A few things have struck me about the conference. First, there are a lot of really talented C++ developers who are expanded and extending the language in amazing directions. Second, one of the unstated themes of the conference is C++ metaprogramming. Scott Meyers talked about how many meta languages there are in C++. Here are a few: printf formatting (one of the most cryptic, surely), template metaprogramming, iostream input and output, lambda functions, and coming soon in C++0X, concepts. Third, game developers have some exciting things to look forward to in C++0X.
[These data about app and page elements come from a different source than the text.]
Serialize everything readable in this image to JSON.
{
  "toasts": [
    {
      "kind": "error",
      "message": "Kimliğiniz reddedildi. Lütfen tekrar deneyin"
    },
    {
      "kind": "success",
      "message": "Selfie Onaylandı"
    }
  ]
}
C++0X is the code name for the next version of the C++ Standard. The hope of the C++ Standards Committee (many of whom are at the conference) is that the next version will be in place by the end of the decade — hence the 0X, hopefully meaning ’09. The running joke is that 0X may turn out to mean 0A or 0B, but we’ll see. At least two things in C++0X are extremely compelling for game programmers: rvalue references and concepts.
Rvalue references are a new type of reference. The advantage of rvalue references is that in many cases they allow objects to be moved rather than copied. As Andrei Alexandrescu has said, "creating, copying around, and destroying temporary objects is the favorite indoor sport of your C++ compiler." This copying behavior causes huge bottlenecks in games. We tend to work around that behavior in all sorts of unnatural ways: copy-on-write objects, smart pointers, and so forth. With rvalue references, the problem Just Goes Away. With C++0X, the STL will be updated to support rvalue references and move constructors. Howard Hinnant, the designer of rvalue references, showed example code using the STL that ran 7X faster with C++0X. Yes, 7X faster. That’s the kind of optimization I like to see.
Concepts are a new, well, concept in C++. They allow you to state requirements for template code that are validated at compile time rather than at template instantiation. Today, using any type of template code is an exercise in frustration for most programmers. Errors give little indication of whether the problem lies in the template itself or in the programmer’s use of the template. Concepts change the whole equation, allowing template code to be fully validated by the compiler. I predict that concepts will finally allow the average programmer to use template libraries with ease, gaining all the performance advantages of templates without all the pain.
I can’t wait for C++0X.